*** Opening of Data in this exercise ***
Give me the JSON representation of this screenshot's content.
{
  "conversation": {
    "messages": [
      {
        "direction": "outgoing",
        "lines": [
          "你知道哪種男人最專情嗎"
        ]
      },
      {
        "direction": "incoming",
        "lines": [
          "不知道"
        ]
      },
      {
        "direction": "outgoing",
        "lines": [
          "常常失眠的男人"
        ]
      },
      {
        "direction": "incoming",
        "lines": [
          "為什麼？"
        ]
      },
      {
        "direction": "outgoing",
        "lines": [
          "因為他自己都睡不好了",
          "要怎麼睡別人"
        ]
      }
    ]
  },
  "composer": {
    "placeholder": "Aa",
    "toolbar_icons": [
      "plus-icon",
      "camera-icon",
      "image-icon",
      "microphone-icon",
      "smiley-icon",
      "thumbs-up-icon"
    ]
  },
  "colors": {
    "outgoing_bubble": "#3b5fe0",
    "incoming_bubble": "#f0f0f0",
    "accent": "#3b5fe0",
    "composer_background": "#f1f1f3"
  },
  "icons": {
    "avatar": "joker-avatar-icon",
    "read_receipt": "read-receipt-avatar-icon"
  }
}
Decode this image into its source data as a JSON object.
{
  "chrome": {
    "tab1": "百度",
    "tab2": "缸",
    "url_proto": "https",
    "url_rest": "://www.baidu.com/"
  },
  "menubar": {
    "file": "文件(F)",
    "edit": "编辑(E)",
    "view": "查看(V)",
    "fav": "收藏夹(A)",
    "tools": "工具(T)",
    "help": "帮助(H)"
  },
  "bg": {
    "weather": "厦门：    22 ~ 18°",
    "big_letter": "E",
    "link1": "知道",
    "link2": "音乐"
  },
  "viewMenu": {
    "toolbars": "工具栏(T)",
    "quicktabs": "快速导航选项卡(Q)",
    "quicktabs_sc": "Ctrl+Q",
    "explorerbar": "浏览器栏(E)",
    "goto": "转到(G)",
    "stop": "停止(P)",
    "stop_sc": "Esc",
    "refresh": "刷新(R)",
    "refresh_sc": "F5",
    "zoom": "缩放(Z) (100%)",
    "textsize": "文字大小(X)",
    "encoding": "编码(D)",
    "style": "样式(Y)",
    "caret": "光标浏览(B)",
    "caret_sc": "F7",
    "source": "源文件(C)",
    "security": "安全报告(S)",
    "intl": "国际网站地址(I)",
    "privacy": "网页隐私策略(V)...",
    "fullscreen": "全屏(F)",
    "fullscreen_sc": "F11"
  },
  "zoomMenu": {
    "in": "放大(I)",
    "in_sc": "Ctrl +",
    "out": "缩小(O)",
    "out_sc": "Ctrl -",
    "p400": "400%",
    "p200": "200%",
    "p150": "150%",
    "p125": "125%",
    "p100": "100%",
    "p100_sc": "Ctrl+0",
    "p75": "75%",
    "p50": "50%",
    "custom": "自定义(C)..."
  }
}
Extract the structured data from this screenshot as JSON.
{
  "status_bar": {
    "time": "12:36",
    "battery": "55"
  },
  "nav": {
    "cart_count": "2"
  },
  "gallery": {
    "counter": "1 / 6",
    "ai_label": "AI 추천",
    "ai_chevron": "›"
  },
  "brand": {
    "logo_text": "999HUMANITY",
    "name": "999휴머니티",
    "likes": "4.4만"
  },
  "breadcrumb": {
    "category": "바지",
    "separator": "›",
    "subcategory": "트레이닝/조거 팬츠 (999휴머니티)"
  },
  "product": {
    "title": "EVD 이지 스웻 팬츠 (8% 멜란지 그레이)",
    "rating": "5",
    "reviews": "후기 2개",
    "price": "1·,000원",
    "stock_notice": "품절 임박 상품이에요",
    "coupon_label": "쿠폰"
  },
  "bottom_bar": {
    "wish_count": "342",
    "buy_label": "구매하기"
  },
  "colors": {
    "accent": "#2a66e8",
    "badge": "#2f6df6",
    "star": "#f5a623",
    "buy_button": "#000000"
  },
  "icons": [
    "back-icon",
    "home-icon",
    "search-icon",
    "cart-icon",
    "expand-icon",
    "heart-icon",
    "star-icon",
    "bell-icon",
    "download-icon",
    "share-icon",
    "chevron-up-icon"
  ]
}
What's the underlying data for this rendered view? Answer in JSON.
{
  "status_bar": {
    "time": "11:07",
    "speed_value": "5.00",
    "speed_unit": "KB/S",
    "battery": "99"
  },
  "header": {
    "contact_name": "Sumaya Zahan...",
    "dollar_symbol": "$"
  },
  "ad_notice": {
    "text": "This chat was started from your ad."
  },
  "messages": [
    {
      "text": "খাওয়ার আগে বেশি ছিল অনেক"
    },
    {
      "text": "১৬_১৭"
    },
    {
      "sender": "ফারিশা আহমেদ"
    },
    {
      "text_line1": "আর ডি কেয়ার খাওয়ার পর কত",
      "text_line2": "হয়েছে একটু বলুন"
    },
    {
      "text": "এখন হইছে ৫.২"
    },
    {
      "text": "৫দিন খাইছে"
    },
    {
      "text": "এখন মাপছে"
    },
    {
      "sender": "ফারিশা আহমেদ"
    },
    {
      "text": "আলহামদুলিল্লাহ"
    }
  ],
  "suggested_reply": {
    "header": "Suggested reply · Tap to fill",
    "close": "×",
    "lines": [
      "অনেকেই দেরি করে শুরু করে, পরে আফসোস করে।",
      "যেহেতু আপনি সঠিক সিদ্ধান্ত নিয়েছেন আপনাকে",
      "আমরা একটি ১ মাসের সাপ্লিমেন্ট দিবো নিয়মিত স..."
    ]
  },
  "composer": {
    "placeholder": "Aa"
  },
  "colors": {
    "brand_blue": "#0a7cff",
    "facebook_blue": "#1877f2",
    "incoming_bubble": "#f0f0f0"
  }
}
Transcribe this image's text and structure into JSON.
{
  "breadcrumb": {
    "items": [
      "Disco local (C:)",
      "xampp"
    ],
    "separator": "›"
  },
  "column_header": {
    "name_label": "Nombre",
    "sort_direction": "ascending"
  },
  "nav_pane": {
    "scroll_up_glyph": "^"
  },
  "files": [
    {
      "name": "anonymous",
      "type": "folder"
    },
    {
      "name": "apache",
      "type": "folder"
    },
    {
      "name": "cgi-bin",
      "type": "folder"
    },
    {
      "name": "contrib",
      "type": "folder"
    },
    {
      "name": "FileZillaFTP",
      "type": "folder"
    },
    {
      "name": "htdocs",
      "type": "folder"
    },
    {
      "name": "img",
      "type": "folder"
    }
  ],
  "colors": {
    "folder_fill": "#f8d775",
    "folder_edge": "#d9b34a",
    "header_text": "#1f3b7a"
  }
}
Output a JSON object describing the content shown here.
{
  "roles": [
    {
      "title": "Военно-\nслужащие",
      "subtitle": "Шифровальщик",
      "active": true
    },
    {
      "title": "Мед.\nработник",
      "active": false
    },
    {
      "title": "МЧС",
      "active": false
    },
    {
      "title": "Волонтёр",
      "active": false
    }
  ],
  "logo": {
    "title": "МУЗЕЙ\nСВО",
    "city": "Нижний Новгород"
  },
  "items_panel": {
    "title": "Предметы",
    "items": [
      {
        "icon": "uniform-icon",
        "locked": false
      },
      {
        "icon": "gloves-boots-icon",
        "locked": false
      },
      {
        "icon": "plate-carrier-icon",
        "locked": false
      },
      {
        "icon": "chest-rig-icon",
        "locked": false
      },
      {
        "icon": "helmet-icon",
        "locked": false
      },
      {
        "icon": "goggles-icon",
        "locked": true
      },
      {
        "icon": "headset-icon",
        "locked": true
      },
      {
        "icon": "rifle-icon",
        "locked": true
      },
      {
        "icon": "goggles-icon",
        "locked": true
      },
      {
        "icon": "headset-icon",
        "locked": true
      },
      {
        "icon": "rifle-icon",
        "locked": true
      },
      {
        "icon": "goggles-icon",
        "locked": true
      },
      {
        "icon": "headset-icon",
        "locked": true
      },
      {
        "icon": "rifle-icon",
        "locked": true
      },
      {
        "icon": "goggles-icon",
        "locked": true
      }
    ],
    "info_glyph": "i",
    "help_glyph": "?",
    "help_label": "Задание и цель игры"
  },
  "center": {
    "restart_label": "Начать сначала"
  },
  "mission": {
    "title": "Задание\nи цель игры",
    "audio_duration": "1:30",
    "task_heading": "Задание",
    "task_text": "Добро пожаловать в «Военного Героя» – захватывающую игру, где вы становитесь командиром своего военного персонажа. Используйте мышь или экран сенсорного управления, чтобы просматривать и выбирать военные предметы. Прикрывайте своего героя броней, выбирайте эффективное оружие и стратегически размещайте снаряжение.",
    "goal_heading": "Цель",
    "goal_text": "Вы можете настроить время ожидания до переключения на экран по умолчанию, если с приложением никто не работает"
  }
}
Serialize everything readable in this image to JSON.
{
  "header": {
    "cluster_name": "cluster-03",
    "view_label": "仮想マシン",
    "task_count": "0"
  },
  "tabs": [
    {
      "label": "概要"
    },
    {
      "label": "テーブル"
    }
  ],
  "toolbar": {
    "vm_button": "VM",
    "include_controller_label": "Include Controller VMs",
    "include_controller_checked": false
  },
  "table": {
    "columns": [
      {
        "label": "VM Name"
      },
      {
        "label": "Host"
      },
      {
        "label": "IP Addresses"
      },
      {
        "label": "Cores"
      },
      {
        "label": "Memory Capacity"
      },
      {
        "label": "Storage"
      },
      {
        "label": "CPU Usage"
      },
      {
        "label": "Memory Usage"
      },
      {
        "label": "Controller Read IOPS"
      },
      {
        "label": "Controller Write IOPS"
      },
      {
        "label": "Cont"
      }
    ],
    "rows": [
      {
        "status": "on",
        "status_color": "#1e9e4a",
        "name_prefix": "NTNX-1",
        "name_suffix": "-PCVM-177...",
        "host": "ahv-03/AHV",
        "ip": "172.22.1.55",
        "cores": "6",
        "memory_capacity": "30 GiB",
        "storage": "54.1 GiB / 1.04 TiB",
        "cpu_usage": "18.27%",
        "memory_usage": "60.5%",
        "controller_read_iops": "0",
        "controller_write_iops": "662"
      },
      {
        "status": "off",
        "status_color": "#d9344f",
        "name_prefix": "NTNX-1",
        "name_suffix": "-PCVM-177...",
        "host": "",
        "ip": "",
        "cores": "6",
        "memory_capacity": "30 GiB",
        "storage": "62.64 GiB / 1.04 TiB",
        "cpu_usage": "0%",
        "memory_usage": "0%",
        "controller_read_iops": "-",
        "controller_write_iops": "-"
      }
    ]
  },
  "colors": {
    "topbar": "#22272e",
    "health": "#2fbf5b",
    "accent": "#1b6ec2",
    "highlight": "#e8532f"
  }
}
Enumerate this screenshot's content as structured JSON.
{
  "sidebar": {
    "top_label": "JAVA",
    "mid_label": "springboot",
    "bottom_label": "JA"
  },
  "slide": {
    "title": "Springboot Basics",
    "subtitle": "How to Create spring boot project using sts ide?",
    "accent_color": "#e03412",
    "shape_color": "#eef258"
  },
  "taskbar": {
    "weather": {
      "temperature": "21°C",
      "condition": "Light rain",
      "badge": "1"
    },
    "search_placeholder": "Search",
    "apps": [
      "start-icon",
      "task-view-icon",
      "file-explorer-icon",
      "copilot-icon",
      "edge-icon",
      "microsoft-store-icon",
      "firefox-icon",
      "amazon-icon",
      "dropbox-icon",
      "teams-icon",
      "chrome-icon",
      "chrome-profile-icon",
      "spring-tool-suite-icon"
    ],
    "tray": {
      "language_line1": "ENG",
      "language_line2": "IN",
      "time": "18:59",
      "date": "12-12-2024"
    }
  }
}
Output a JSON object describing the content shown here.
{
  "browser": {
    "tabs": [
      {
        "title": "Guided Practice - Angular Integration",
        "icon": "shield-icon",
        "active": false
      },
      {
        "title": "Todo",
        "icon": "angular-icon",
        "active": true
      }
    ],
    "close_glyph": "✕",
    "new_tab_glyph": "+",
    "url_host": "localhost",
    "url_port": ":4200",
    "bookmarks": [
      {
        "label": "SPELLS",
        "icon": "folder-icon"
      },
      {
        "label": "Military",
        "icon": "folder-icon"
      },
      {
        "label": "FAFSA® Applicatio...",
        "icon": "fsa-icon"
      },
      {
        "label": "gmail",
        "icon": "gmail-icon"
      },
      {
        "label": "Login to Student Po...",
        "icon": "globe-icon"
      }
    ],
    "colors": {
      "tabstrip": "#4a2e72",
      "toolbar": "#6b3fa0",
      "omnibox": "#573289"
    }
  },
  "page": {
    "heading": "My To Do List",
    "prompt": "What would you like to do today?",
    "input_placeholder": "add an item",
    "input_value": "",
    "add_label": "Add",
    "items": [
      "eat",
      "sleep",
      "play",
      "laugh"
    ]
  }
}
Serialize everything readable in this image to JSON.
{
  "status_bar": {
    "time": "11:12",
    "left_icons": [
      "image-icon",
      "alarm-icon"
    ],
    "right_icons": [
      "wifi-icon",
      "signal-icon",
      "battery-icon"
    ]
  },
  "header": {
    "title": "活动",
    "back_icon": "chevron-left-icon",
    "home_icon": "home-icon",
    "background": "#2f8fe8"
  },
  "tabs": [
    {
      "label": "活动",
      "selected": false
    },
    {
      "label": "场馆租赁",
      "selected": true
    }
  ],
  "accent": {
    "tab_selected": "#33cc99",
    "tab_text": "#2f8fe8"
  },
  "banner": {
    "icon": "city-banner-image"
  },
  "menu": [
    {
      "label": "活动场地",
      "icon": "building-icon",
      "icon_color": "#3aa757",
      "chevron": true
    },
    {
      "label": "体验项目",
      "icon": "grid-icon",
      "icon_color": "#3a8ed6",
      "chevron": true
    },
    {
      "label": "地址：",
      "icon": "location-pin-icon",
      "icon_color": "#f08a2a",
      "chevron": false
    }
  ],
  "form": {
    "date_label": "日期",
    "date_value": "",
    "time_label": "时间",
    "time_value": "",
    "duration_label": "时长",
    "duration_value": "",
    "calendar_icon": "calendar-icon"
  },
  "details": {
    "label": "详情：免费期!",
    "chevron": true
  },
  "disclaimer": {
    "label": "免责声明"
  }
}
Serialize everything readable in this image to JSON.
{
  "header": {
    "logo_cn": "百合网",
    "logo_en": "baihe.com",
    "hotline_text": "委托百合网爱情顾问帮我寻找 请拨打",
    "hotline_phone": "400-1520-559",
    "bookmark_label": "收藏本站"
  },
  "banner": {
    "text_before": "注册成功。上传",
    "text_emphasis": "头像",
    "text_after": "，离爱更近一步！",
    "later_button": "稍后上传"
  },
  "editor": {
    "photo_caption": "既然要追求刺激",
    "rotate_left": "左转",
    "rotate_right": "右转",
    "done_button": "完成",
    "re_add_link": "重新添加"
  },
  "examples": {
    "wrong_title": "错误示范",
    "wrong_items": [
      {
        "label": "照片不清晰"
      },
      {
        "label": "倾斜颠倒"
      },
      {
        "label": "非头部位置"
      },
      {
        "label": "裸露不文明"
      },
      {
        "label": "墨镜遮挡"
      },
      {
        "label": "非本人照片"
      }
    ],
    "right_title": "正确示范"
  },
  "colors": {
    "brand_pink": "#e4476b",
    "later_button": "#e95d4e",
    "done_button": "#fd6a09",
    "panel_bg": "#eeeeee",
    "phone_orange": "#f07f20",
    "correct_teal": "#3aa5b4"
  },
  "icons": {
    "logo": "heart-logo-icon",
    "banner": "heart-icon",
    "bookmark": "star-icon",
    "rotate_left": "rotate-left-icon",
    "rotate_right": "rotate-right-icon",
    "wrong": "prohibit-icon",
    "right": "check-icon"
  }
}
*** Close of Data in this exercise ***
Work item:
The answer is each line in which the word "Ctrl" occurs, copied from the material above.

Solution to the exercise:
    "quicktabs_sc": "Ctrl+Q",
    "in_sc": "Ctrl +",
    "out_sc": "Ctrl -",
    "p100_sc": "Ctrl+0",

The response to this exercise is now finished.